Other than the fact that he and Barry Allen are going to form some type of relationship that could carry over into The Flash movie, there have been clues to Amell’s importance in the coming DCSU. The show also has minor references to The Blue Beetle and The Atom. In Crisis The Flash is central to the plot because the Cosmic Treadmill He uses it to jump between universes and (spoilers) dies using it to save the multiverse. That now iconic yet ridiculously named treadmill has already been casually mentioned in on Arrow. However a bunch of details have been changed around on that show to keep it interesting to new views as well as comics veterans, so it may turn out that the treadmill is just the way Barry Allen will become The Flash. I think  Arrow has already told us that the treadmill will be central in the coming future of the DCSU.

Throughout Arrow the number 52 is seen in the background. One of the main characters is a cop and his badge number is DC52, Queen Consolidated main building is on 52 Wells Street, a villain leads Oliver Queen to an abandoned apartment whose number is 52 and so forth. Also, a lot of the names of characters and locations are allusions to famous comic writers and artists. But, that number is everywhere. I believe this is a reference to Prime Earth. In a recent New 52 storyline, the Justice League finds out that they exist within a multiverse and is forced to create a new earth to defeat a villain. This place is called Prime Earth and has subtle differences to the current DC main Earth (called Earth One). Prime Earth seems to share a lot of the details of Earth One, except for minor details like Starling City now being called Star City. I am not alone in my thinking that Arrow takes place on Prime Earth (add link). Is the number 52 a reference to The New 52? Almost definitely. If that’s true, Does Arrow take place on Prime Earth? I say, yes.

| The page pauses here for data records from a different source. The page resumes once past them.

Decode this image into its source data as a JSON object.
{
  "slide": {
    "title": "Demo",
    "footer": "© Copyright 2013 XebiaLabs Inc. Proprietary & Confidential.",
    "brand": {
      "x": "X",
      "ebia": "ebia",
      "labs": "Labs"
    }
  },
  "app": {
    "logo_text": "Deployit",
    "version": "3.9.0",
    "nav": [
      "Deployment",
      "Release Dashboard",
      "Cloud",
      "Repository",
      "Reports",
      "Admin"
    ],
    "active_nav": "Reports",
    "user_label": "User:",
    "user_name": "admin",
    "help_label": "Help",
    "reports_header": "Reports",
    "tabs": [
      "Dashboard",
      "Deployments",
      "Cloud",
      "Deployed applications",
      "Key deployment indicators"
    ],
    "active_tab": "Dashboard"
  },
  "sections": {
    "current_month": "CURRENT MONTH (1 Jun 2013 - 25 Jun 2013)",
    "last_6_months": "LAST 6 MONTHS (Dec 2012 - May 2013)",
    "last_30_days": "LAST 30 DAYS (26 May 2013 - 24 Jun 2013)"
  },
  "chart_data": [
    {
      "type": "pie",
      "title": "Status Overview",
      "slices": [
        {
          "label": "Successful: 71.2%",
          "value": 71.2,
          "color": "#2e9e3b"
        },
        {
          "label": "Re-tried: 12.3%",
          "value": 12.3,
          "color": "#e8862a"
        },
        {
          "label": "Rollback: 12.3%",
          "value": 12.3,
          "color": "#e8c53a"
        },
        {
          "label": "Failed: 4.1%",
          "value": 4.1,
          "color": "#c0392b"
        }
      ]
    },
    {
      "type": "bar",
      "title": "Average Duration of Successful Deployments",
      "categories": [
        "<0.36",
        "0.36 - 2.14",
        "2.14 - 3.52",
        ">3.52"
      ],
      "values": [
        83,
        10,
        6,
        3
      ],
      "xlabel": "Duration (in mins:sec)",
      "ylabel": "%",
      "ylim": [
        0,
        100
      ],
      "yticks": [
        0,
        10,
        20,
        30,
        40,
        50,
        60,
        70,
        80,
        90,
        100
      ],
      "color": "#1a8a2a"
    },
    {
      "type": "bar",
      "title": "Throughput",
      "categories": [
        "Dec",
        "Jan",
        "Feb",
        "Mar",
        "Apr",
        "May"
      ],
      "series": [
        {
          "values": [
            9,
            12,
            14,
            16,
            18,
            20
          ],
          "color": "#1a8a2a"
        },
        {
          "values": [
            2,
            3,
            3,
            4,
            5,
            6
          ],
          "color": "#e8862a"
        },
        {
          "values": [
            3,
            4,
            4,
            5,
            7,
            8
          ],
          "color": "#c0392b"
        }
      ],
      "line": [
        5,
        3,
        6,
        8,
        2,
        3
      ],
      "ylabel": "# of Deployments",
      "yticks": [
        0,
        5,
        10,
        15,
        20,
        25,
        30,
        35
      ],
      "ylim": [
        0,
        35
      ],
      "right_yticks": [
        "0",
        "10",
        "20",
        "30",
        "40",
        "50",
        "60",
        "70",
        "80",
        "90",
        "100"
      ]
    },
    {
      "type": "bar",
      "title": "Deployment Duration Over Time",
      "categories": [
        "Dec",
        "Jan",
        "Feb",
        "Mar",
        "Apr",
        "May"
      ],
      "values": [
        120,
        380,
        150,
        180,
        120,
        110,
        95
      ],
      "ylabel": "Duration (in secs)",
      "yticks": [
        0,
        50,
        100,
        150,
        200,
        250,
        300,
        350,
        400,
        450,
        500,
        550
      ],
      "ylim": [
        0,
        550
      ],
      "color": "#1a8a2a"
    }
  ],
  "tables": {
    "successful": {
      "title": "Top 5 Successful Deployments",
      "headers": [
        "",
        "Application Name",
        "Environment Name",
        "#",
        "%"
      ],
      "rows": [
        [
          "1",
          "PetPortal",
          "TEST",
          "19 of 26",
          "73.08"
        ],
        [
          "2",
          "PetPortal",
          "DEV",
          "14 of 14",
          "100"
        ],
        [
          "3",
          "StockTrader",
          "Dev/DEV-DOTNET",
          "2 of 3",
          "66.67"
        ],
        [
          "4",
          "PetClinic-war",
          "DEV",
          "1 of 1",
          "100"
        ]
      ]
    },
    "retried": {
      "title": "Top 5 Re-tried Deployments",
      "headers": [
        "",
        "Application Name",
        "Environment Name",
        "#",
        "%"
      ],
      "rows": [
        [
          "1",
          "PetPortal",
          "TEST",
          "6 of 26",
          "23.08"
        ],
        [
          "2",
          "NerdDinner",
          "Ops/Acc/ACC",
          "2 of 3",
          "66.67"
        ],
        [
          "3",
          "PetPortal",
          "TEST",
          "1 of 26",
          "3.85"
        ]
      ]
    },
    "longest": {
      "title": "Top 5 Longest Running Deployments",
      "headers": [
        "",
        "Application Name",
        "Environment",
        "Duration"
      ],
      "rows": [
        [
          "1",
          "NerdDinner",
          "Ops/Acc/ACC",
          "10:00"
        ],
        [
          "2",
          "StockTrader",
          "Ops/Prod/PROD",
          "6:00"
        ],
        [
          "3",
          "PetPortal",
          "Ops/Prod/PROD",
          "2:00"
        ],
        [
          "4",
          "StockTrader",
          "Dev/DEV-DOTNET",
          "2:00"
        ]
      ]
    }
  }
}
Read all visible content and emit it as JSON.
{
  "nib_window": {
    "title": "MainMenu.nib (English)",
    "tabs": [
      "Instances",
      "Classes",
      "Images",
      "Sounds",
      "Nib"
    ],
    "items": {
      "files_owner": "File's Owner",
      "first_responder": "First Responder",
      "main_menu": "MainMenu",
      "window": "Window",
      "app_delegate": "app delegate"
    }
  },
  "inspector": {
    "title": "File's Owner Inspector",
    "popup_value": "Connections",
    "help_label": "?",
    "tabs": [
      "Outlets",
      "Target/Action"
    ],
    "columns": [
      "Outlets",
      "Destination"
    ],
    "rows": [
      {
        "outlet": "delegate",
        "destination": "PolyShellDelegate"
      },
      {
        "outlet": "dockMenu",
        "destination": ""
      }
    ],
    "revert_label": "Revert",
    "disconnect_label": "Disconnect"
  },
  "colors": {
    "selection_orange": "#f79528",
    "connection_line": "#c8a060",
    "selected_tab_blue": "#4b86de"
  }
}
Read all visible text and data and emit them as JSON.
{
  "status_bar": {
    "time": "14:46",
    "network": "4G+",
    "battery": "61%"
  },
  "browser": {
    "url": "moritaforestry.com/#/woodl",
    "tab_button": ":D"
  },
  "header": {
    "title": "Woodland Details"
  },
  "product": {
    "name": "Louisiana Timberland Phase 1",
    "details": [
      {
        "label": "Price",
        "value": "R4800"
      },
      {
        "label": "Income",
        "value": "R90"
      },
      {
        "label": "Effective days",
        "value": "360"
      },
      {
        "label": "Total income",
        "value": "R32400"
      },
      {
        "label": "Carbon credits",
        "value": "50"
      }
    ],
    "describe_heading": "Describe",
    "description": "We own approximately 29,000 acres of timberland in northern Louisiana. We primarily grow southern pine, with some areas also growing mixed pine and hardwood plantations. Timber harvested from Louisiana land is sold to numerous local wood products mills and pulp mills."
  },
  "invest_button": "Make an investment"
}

So what does it mean if Arrow takes place on a planet that was only just invented in the comics? It means that all the DC screen universe is interlocked and completely connected in a way Marvel can only stand in awe and applaud at. The biggest reason for this is that Marvel Studios does not own the film rights to all of its characters. Notably, Spiderman, Daredevil, Wolverine and the word “Mutant” and all related X-Man are all property of other studios. Warner Bros. on the other hand has all film rights to every DC character. This gives them a huge edge over their Disney owned counterpart. Arrow may very well be the first key in a series of locks that will lead to one hell of a reveal. Because, the DCSU may be its own multiverse. The key to the multiverse has always been that certain characters are radically different, and some are exactly the same. So what if Oliver Queen looks the same on every single earth, but Batman and Superman look a little different? In one movie Batman can be a dark gritty hero of the future, and in another he can be whatever the fuck George Clooney was. DC could essentially say, “no we didn’t replace Superman because George Reeves died, or because Christopher Reeves got old, we did it because we switched universes without telling you.” Every single reboot, and failed attempt as well as unbridled achievement like The Dark Knight can be cannon within the DCSU. They all matter. If this is where DC is going, they could blow marvel out of the water. It could be made to seem like this was the plan all along, and The Avengers could look like they copied off DC’s brilliant endgame.